Turning 29 this year, Belden’s school was first opened in 1984, in Daytona, as a place for him to train workers for his own restaurants — and he has owned a lot of restaurants.
Let’s see, locally there was Billy Bones Tavern, The Key West Crater, Marker 32 and H.B.’s in The Trails. He also owned a place in California, 11 places in Hawaii, one in Missouri, four in Australia and one in the Great Barrier Reef. That’s on top of spending time working in Mexico, Europe and Asia.
“I’ve seen it all,” Belden said of bartending, “and you can do it totally different in one place than across the street.”
At Billy Bones Tavern, Belden says he had the busiest happy hour in all of Central Florida, so he needed bartenders “above and beyond excellent.” But he had trouble finding them.
“It’s easier to hire someone with a good attitude and teach them (everything),” he said. “So I started training my own.”
Eventually, he sold the restaurants. But he kept the school, where he now leads classes as if he were a drill sergeant — and that’s his word.
“It’s like boot camp,” he said of his program, “because sometimes people come in and they have bad habits. And sometimes, it’s hard to change people”
But don’t be fooled. Even when he yells at his students — and he does yell — he does it, he says, because he cares. If he stops yelling, it means he’s given up on you.
“He takes it very seriously, and his students take it seriously,” Shreve said of Belden. “From the moment you walk in that door, you’re a bartender.”
After going through Belden’s program, you’ll know it all, he says. You’ll be licensed and be able to multitask. But most importantly, you’ll know what customers, and what employers, want.
“Do unto other as they want to be treated,” he says. That’s his Golden Rule.
Job placement is key for Belden — the whole point of his program. After you have the technical stuff down, he helps you figure what bars are your best match (“Every bar’s got a personality, and it should match you,” he says).
And the icing: He calls the employers and puts in a good word. Only about 20% of those who sign up , he says, don’t graduate his program.
“You work with me for one week,” he said, “you’ll probably have two job offers — and that’s a good problem to have.”
The secret for Belden is the idea that bartending jobs are created, not filled. Prove that you’re the best bartender around, that you “get” clients and will form a following, and restaurants will hire you, even if they have to start you part-time or in the kitchen.
They won’t want to lose you.
“You’ve got to find what works for you,” Shreve said of job-hunting. “You want to enjoy what you do and enjoy going to work — and I do. I love going to work.”
And that’s a part of her life she credits to Belden.

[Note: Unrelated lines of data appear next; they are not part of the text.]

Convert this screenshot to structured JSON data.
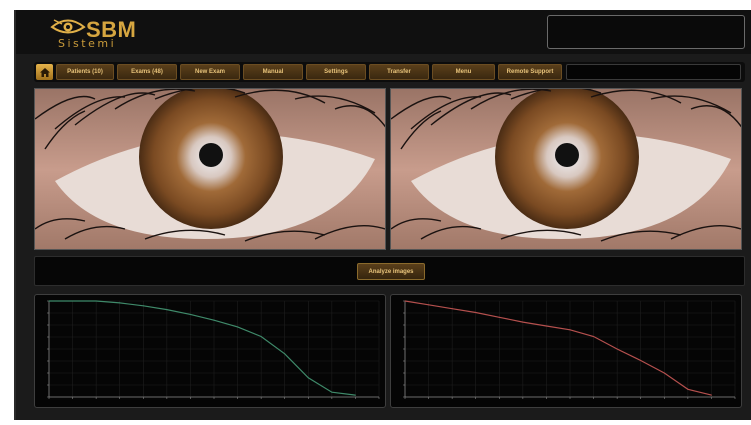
{
  "header": {
    "brand": "SBM",
    "brand_sub": "Sistemi"
  },
  "nav": {
    "home_icon": "home-icon",
    "items": [
      {
        "label": "Patients (10)"
      },
      {
        "label": "Exams (48)"
      },
      {
        "label": "New Exam"
      },
      {
        "label": "Manual"
      },
      {
        "label": "Settings"
      },
      {
        "label": "Transfer"
      },
      {
        "label": "Menu"
      },
      {
        "label": "Remote Support"
      }
    ]
  },
  "actions": {
    "analyze_label": "Analyze images"
  },
  "colors": {
    "accent": "#d6a640",
    "left_curve": "#3f8a6a",
    "right_curve": "#b5504e"
  },
  "chart_data": [
    {
      "type": "line",
      "series": [
        {
          "values": [
            100,
            100,
            100,
            98,
            95,
            91,
            86,
            80,
            73,
            63,
            45,
            20,
            5,
            2
          ]
        }
      ],
      "x": [
        0,
        1,
        2,
        3,
        4,
        5,
        6,
        7,
        8,
        9,
        10,
        11,
        12,
        13
      ],
      "xlim": [
        0,
        14
      ],
      "ylim": [
        0,
        100
      ],
      "grid": true
    },
    {
      "type": "line",
      "series": [
        {
          "values": [
            100,
            96,
            92,
            88,
            83,
            78,
            74,
            70,
            63,
            50,
            38,
            25,
            8,
            2
          ]
        }
      ],
      "x": [
        0,
        1,
        2,
        3,
        4,
        5,
        6,
        7,
        8,
        9,
        10,
        11,
        12,
        13
      ],
      "xlim": [
        0,
        14
      ],
      "ylim": [
        0,
        100
      ],
      "grid": true
    }
  ]
}
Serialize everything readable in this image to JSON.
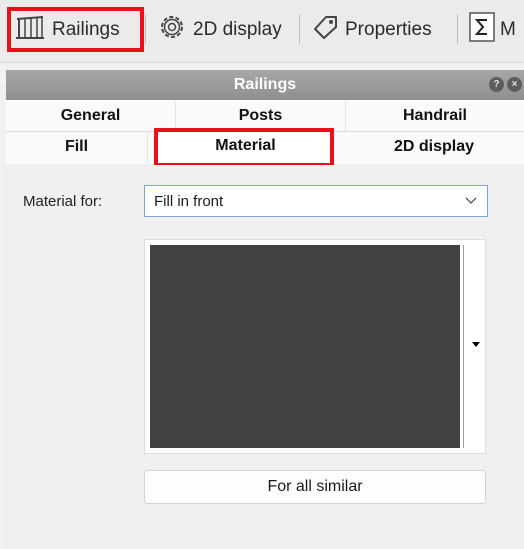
{
  "toolbar": {
    "items": [
      {
        "label": "Railings",
        "icon": "railing-icon"
      },
      {
        "label": "2D display",
        "icon": "gear-icon"
      },
      {
        "label": "Properties",
        "icon": "tag-icon"
      },
      {
        "label": "M",
        "icon": "sigma-icon"
      }
    ]
  },
  "panel": {
    "title": "Railings",
    "controls": [
      "help-icon",
      "close-icon"
    ]
  },
  "tabs": {
    "row1": [
      "General",
      "Posts",
      "Handrail"
    ],
    "row2": [
      "Fill",
      "Material",
      "2D display"
    ],
    "active": "Material"
  },
  "form": {
    "material_for_label": "Material for:",
    "material_for_value": "Fill in front",
    "swatch_color": "#424242",
    "for_all_similar": "For all similar"
  },
  "highlight_color": "#e8101b"
}
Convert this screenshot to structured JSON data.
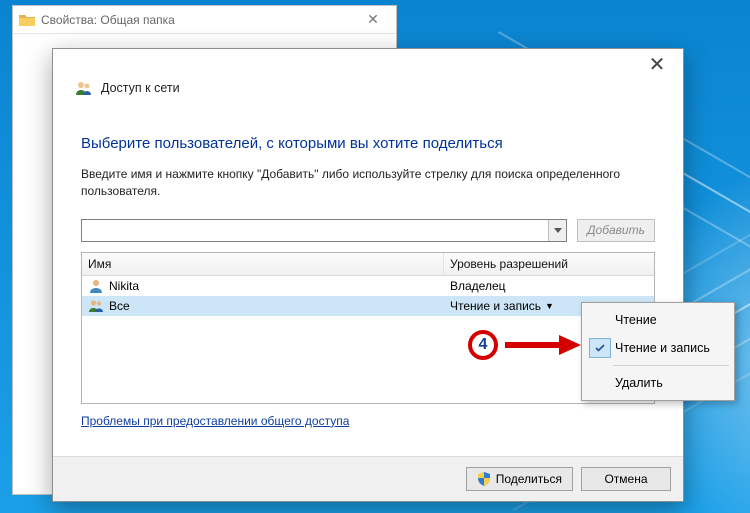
{
  "parent_window": {
    "title": "Свойства: Общая папка"
  },
  "dialog": {
    "header": "Доступ к сети",
    "heading": "Выберите пользователей, с которыми вы хотите поделиться",
    "instruction": "Введите имя и нажмите кнопку \"Добавить\" либо используйте стрелку для поиска определенного пользователя.",
    "name_value": "",
    "add_button": "Добавить",
    "columns": {
      "name": "Имя",
      "perm": "Уровень разрешений"
    },
    "rows": [
      {
        "name": "Nikita",
        "perm": "Владелец",
        "dropdown": false
      },
      {
        "name": "Все",
        "perm": "Чтение и запись",
        "dropdown": true
      }
    ],
    "troubleshoot": "Проблемы при предоставлении общего доступа",
    "share_button": "Поделиться",
    "cancel_button": "Отмена"
  },
  "context_menu": {
    "items": {
      "read": "Чтение",
      "readwrite": "Чтение и запись",
      "remove": "Удалить"
    },
    "checked_index": 1
  },
  "annotation": {
    "number": "4"
  }
}
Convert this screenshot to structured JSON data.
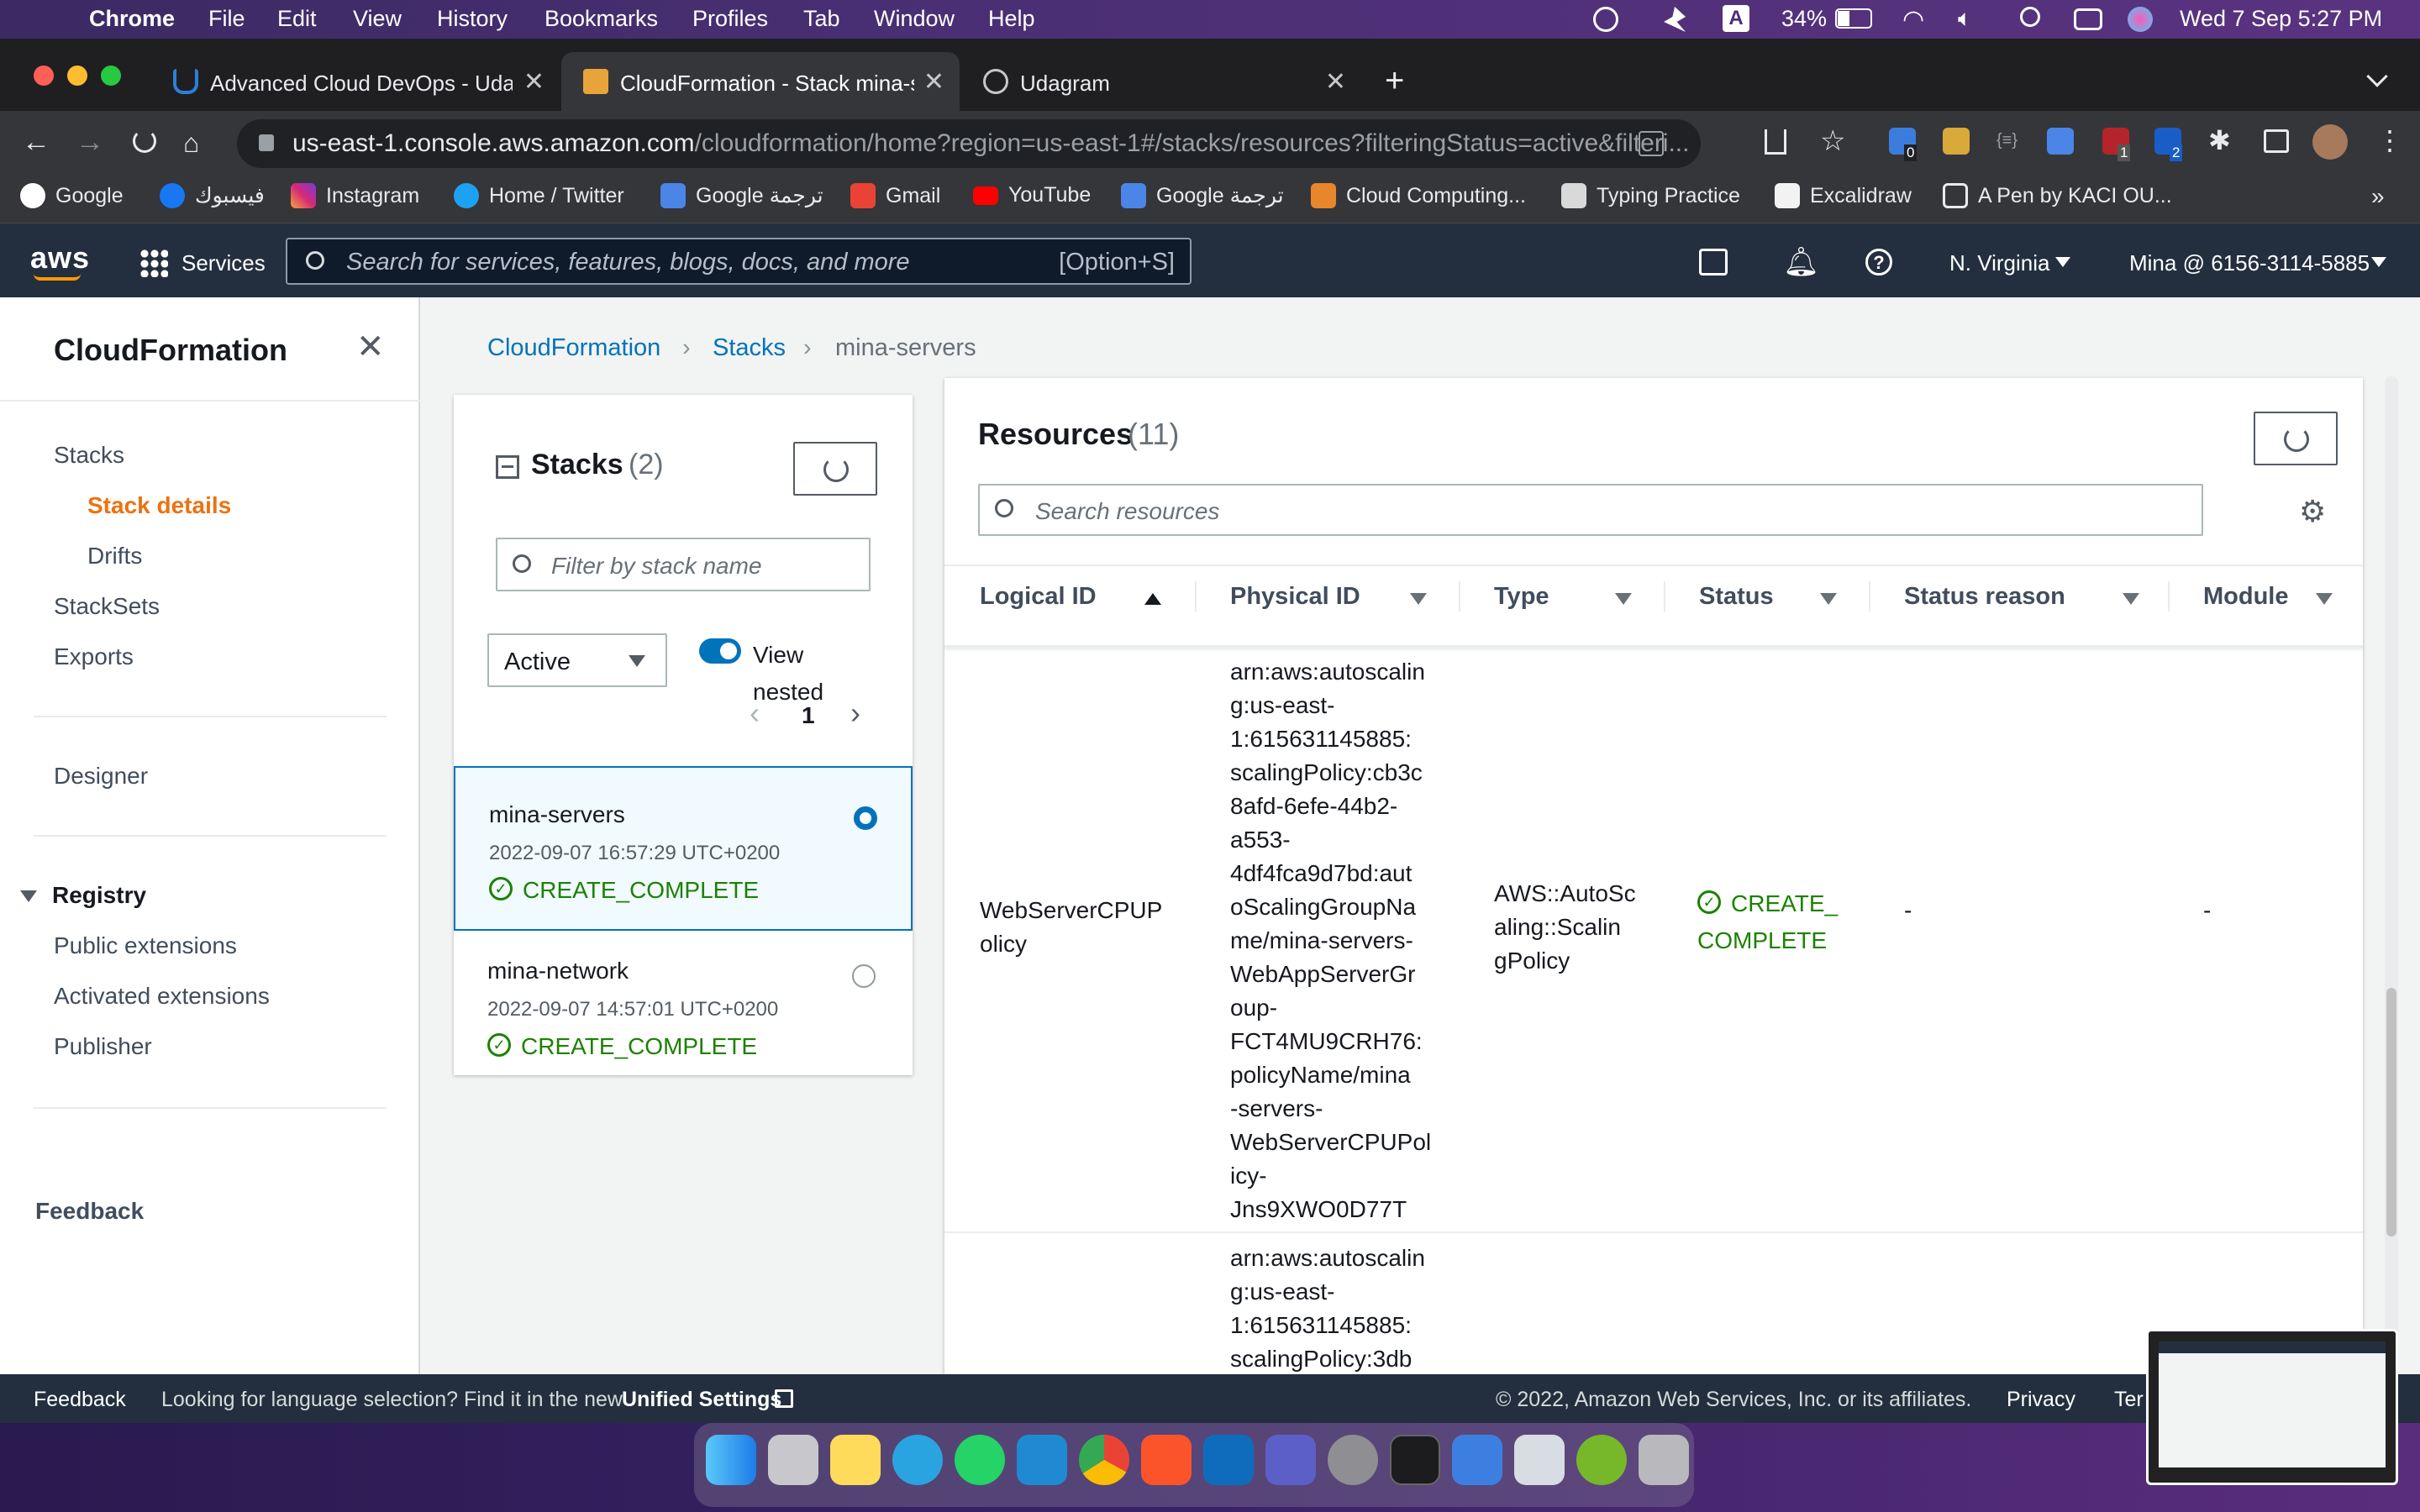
{
  "menubar": {
    "app": "Chrome",
    "items": [
      "File",
      "Edit",
      "View",
      "History",
      "Bookmarks",
      "Profiles",
      "Tab",
      "Window",
      "Help"
    ],
    "battery": "34%",
    "datetime": "Wed 7 Sep  5:27 PM",
    "a_badge": "A"
  },
  "tabs": [
    {
      "title": "Advanced Cloud DevOps - Uda"
    },
    {
      "title": "CloudFormation - Stack mina-s"
    },
    {
      "title": "Udagram"
    }
  ],
  "omnibox": {
    "host": "us-east-1.console.aws.amazon.com",
    "path": "/cloudformation/home?region=us-east-1#/stacks/resources?filteringStatus=active&filteri..."
  },
  "bookmarks": [
    "Google",
    "فيسبوك",
    "Instagram",
    "Home / Twitter",
    "Google ترجمة",
    "Gmail",
    "YouTube",
    "Google ترجمة",
    "Cloud Computing...",
    "Typing Practice",
    "Excalidraw",
    "A Pen by KACI OU..."
  ],
  "ext_badges": {
    "b1": "0",
    "b2": "1",
    "b3": "2",
    "dots": "{≡}"
  },
  "awsnav": {
    "logo": "aws",
    "services": "Services",
    "search_placeholder": "Search for services, features, blogs, docs, and more",
    "shortcut": "[Option+S]",
    "region": "N. Virginia",
    "account": "Mina @ 6156-3114-5885"
  },
  "sidebar": {
    "title": "CloudFormation",
    "stacks": "Stacks",
    "stack_details": "Stack details",
    "drifts": "Drifts",
    "stacksets": "StackSets",
    "exports": "Exports",
    "designer": "Designer",
    "registry": "Registry",
    "public_ext": "Public extensions",
    "activated_ext": "Activated extensions",
    "publisher": "Publisher",
    "feedback": "Feedback"
  },
  "breadcrumb": {
    "c1": "CloudFormation",
    "c2": "Stacks",
    "c3": "mina-servers"
  },
  "stacks_panel": {
    "title": "Stacks",
    "count": "(2)",
    "filter_placeholder": "Filter by stack name",
    "status_select": "Active",
    "view_nested": "View nested",
    "page": "1",
    "items": [
      {
        "name": "mina-servers",
        "date": "2022-09-07 16:57:29 UTC+0200",
        "status": "CREATE_COMPLETE",
        "selected": true
      },
      {
        "name": "mina-network",
        "date": "2022-09-07 14:57:01 UTC+0200",
        "status": "CREATE_COMPLETE",
        "selected": false
      }
    ]
  },
  "resources": {
    "title": "Resources",
    "count": "(11)",
    "search_placeholder": "Search resources",
    "columns": [
      "Logical ID",
      "Physical ID",
      "Type",
      "Status",
      "Status reason",
      "Module"
    ],
    "rows": [
      {
        "logical_id": [
          "WebServerCPUP",
          "olicy"
        ],
        "physical_id": [
          "arn:aws:autoscalin",
          "g:us-east-",
          "1:615631145885:",
          "scalingPolicy:cb3c",
          "8afd-6efe-44b2-",
          "a553-",
          "4df4fca9d7bd:aut",
          "oScalingGroupNa",
          "me/mina-servers-",
          "WebAppServerGr",
          "oup-",
          "FCT4MU9CRH76:",
          "policyName/mina",
          "-servers-",
          "WebServerCPUPol",
          "icy-",
          "Jns9XWO0D77T"
        ],
        "type": [
          "AWS::AutoSc",
          "aling::Scalin",
          "gPolicy"
        ],
        "status": [
          "CREATE_",
          "COMPLETE"
        ],
        "reason": "-",
        "module": "-"
      },
      {
        "physical_id": [
          "arn:aws:autoscalin",
          "g:us-east-",
          "1:615631145885:",
          "scalingPolicy:3db"
        ]
      }
    ]
  },
  "footer": {
    "feedback": "Feedback",
    "lang": "Looking for language selection? Find it in the new",
    "unified": "Unified Settings",
    "copyright": "© 2022, Amazon Web Services, Inc. or its affiliates.",
    "privacy": "Privacy",
    "terms": "Ter"
  },
  "colors": {
    "aws_orange": "#ec7211",
    "aws_blue": "#0073bb",
    "success": "#1d8102",
    "nav": "#232f3e"
  }
}
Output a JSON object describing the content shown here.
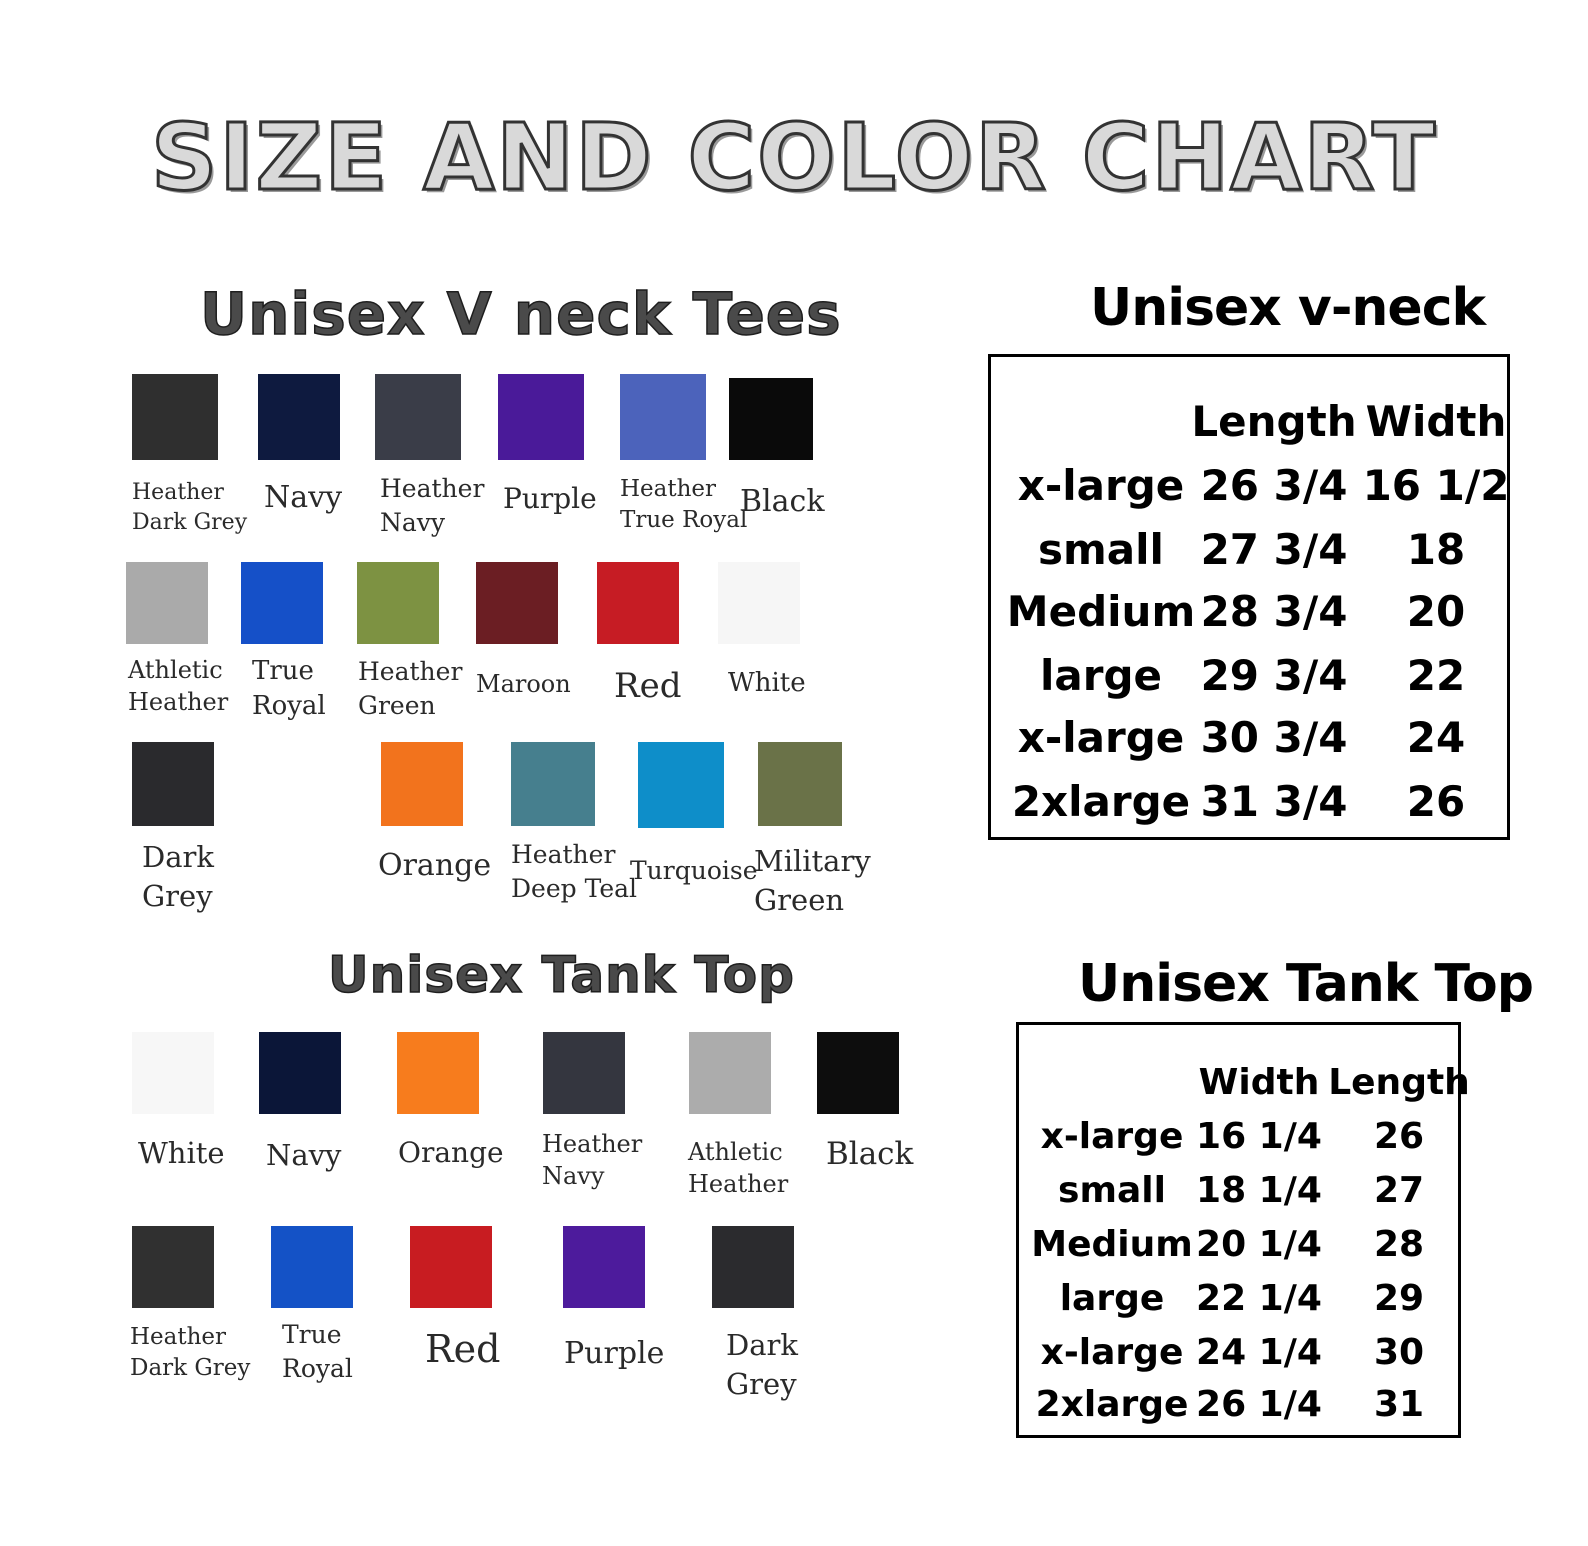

“He’s not only an instructor,” she said. “He turns into a very dear friend and a strong supporter. … If it weren’t for him and that school, I’d probably still be miserable, working somewhere I didn’t want to be. He gave me a new lease, and I’ll always be thankful for that.”